ERIC Number: ED285296
Record Type: RIE
Publication Date: 1985
Reference Count: N/A
Home Environment of Handicapped Children.
Hooshyar, Nahid T.
The study examined the interaction between the developmental condition of nonhandicapped and handicapped children and the psychosocial climate of the home. Mothers of 34 nonhandicapped, 22 Down syndrome, and 18 language impaired children (mean ages 3.5 years) participated in a study which used the Family Environment Scale (FES) to evaluate the psychosocial climate of the home, the Vineland Adaptive Behavior Scale to assess developmental status of the child, and collected related demographic and background information. Among reported results was that neither handicapping condition nor sex of the child affected the personal growth dimension of the FES, a measure of the extent to which the family environment fosters high receptive communication skills and outside experiences for the child. However, handicapping condition did affect the autonomy/control dimension of the FES in that families with nonhandicapped children scored higher on this dimension. A positive score on the autonomy/control dimension indicates a home climate which fosters independence, openness, and expressiveness. Additional results are discussed in the context of the general conclusion that certain aspects of the home environment do seem influenced by the handicapping condition of the child, but that this influence is neither clearcut nor simple. (JW)

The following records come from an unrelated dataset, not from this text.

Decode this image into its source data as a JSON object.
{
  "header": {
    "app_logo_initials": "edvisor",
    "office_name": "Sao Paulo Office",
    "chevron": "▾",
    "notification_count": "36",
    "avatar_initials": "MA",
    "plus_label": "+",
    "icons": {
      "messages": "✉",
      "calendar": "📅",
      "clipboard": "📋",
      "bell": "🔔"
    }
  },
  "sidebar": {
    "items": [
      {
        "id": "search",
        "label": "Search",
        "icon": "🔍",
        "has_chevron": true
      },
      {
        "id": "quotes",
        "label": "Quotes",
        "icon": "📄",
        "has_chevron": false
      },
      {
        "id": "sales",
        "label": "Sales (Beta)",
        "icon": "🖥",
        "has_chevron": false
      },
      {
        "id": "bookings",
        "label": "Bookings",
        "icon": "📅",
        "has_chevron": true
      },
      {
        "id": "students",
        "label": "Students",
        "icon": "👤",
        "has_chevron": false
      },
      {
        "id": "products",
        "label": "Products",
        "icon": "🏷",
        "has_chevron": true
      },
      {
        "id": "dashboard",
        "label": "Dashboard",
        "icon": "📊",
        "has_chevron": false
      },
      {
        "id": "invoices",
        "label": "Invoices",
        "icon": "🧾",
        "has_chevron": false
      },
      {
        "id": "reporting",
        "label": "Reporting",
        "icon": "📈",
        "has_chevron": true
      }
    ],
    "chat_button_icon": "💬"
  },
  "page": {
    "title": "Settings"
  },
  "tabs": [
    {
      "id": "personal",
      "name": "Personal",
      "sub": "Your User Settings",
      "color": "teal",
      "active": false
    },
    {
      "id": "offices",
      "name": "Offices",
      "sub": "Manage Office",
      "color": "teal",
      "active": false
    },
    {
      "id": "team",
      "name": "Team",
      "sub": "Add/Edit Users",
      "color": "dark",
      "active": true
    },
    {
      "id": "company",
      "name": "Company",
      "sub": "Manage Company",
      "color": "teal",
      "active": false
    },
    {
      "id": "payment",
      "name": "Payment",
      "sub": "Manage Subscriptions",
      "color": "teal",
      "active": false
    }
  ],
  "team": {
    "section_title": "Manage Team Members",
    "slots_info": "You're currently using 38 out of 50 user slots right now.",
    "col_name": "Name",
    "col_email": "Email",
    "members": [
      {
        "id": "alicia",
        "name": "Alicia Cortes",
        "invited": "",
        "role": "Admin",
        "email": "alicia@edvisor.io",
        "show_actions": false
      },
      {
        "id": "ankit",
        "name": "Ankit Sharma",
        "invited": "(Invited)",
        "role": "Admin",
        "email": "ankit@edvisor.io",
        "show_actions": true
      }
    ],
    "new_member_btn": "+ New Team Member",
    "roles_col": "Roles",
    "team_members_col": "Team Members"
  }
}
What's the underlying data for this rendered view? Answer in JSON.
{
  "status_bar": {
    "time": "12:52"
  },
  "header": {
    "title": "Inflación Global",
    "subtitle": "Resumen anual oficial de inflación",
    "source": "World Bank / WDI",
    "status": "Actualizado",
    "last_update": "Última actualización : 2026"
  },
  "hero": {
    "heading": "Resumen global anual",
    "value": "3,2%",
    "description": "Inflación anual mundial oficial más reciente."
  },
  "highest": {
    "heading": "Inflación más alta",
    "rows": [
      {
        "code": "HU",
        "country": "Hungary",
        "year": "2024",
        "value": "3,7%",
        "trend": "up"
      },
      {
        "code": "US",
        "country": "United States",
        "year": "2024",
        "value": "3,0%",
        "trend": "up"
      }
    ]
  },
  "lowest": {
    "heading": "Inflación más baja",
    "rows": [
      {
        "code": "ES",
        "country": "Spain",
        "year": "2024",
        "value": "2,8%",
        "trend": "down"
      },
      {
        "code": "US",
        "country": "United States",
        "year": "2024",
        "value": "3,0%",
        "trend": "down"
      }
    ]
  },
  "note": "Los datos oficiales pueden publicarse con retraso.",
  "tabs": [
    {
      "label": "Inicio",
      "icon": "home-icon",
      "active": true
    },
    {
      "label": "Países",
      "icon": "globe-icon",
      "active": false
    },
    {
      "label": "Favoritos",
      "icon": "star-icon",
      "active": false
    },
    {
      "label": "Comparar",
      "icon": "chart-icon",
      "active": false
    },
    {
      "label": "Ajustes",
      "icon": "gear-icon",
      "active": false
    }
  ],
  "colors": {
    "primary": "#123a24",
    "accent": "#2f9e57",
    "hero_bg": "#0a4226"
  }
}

Publication Type: Reports - Research
Education Level: N/A
Sponsor: Department of Education, Washington, DC.
Authoring Institution: N/A